Community schemes are usually structured as sectional title schemes or HOAs (Homeowner Associations). The HOAs are usually either in the form of an association with a constitution (common law association) or a NPC (non-profit company), previously known as a sectional 21 company. Some HOA’s refer to trustees and others directors as the representatives of the entities.
In the sectional title environment, we are guided by legislation (The Sectional Titles Act and its prescribed rules) which set out the trustees’ duties and responsibilities in respect of the insurance.
In the HOA environment, trustees or directors are guided by the constitution and owner agreements in the case of a common law association, or the memorandum of incorporation (MOI) in the case of non-profit companies.
Unless otherwise agreed, owners will insure their own properties within the scheme however, the HOA will be responsible for the common areas.
HOA directors or trustees need to consider the insurance needs of the HOA and should do so by:
- Carefully scrutinise the constitution or MOI for reference to insurance.
- Keep a formal list of insured immovable property and improvements that require cover.
- Keep an inventory of any and all moveable property requiring cover, e.g. weed eaters, gym equipment, refrigeration equipment, etc.
- Check minutes for resolutions in respect of insurance.
- Have a qualified valuer value the common property and identify the extent of the common property for which the HOA is responsible.
- Ascertain whether there are servitudes over municipal property for which the HOA is responsible.
- Using common sense in determining the risks, e.g. how drains cope with heavy rains, maintenance plans for gates, roofing, paving, potential problematic trees or roots, etc.
- Engage the services of an insurance advisor who specialises in community scheme risks.
Insurers are often faced with lower premium income versus a high risk in this environment, as essentially, they are only collecting premium based on the sum insured of the common areas only, i.e. without spreading the risk over all the buildings. Bear in mind, there is usually a higher risk in the entrance areas and walkways, particularly in respect of third party liability claims and gate or boom impact incidents. For this reason, insurers need to apply average. In other words, where buildings or improvements are found to be under insured, insurers will only pay claims in proportion to the under insurance. This strengthens the case for the need to value those HOAs.
Liability cover is important, especially with regard to trustees’ or directors’ liability. In the sectional title environment, trustees are indemnified to some degree however, in many HOA constitutions the indemnity is conspicuous in its absence. Furthermore, NPC constituted HOAs are subject to the Companies Act and directors need to be more specifically covered.

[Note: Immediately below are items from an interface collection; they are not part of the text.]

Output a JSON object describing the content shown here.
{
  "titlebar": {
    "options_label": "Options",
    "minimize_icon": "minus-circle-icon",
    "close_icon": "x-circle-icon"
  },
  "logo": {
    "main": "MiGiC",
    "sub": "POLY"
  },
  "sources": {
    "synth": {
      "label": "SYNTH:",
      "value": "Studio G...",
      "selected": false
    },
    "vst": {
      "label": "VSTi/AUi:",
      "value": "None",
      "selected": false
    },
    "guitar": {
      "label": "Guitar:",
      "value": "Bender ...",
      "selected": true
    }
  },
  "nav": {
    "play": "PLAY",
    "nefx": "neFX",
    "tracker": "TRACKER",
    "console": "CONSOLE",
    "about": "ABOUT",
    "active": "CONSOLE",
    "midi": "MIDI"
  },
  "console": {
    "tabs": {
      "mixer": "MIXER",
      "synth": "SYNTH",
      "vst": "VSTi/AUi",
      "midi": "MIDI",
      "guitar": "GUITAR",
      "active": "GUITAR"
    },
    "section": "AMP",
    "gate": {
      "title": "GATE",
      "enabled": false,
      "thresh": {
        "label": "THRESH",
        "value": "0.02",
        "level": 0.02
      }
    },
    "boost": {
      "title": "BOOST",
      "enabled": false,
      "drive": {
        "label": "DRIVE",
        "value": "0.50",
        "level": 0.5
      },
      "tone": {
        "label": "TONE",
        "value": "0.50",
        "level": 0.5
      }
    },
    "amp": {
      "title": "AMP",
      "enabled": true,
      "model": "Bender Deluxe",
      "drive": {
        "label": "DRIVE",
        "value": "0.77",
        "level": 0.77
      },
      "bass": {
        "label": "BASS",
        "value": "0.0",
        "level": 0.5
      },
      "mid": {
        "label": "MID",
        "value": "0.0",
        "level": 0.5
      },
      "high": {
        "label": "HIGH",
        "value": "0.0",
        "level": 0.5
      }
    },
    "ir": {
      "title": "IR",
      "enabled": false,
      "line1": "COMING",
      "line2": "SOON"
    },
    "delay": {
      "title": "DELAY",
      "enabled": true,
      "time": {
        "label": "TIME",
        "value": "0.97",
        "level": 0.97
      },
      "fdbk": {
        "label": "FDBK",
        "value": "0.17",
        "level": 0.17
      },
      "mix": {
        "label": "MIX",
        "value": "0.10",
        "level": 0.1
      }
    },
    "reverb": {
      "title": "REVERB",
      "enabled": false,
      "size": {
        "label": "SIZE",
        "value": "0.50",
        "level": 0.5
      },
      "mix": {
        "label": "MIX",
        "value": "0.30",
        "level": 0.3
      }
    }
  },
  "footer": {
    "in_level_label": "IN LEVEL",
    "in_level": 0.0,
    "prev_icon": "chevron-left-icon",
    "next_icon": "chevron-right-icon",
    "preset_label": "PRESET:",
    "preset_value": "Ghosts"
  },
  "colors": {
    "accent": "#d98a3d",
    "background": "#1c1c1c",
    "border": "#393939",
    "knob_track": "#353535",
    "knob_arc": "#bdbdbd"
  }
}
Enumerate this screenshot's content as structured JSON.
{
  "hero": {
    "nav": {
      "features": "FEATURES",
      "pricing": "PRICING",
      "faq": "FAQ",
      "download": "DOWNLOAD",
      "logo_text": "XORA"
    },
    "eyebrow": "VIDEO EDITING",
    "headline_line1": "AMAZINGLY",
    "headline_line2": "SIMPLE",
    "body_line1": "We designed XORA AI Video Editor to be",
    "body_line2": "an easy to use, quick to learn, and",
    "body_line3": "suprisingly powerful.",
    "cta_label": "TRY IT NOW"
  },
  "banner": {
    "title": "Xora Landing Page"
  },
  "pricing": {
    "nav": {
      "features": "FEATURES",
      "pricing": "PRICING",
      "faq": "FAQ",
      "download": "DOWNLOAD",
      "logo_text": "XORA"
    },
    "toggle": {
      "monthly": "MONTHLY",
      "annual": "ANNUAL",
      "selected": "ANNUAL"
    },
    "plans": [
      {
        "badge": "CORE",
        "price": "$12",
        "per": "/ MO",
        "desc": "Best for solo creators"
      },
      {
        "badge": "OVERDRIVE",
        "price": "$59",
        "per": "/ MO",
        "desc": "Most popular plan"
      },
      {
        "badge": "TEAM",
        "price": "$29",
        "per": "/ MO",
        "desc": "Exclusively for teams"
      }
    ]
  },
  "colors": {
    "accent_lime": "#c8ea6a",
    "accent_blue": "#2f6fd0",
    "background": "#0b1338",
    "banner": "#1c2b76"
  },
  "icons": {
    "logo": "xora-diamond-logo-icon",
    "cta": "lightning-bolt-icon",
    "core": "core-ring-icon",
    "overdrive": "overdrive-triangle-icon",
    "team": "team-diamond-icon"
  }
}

HOAs which also incorporate sectional title schemes should preferably be insured by the same insurer under advice from the same intermediary. Liability risks as well as the material risks can be looked at as a whole without potential for disputes and any gaps in cover.
A specialist community scheme broker or advisor will have a better understanding and be more experienced with the risks associated with HOAs. Such an advisor or broker will analyse the risks based on the information gleaned from the directors, managing agents, MOI or the constitution and compare specific HOA policies specifically designed for HOAs. The HOA should receive written advice annually from the broker or advisor shortly before policy renewal, recommending the most appropriate product while taking all of this into account.
Additional products may be recommended, e.g. a Directors and Officers policy, FIDCURE (fidelity product) and additional liability cover, e.g. where community owned equipment such as gym equipment is being used.
Author: Mike Addison, Addsure
Contact Addsure – The Leaders in Sectional Title Insurance – for fit and proper advice from advisors who understand Sectional Title. Contact us in Johannesburg (011) 704-3858; Durban (031) 459-1795; Cape Town (021) 551-5069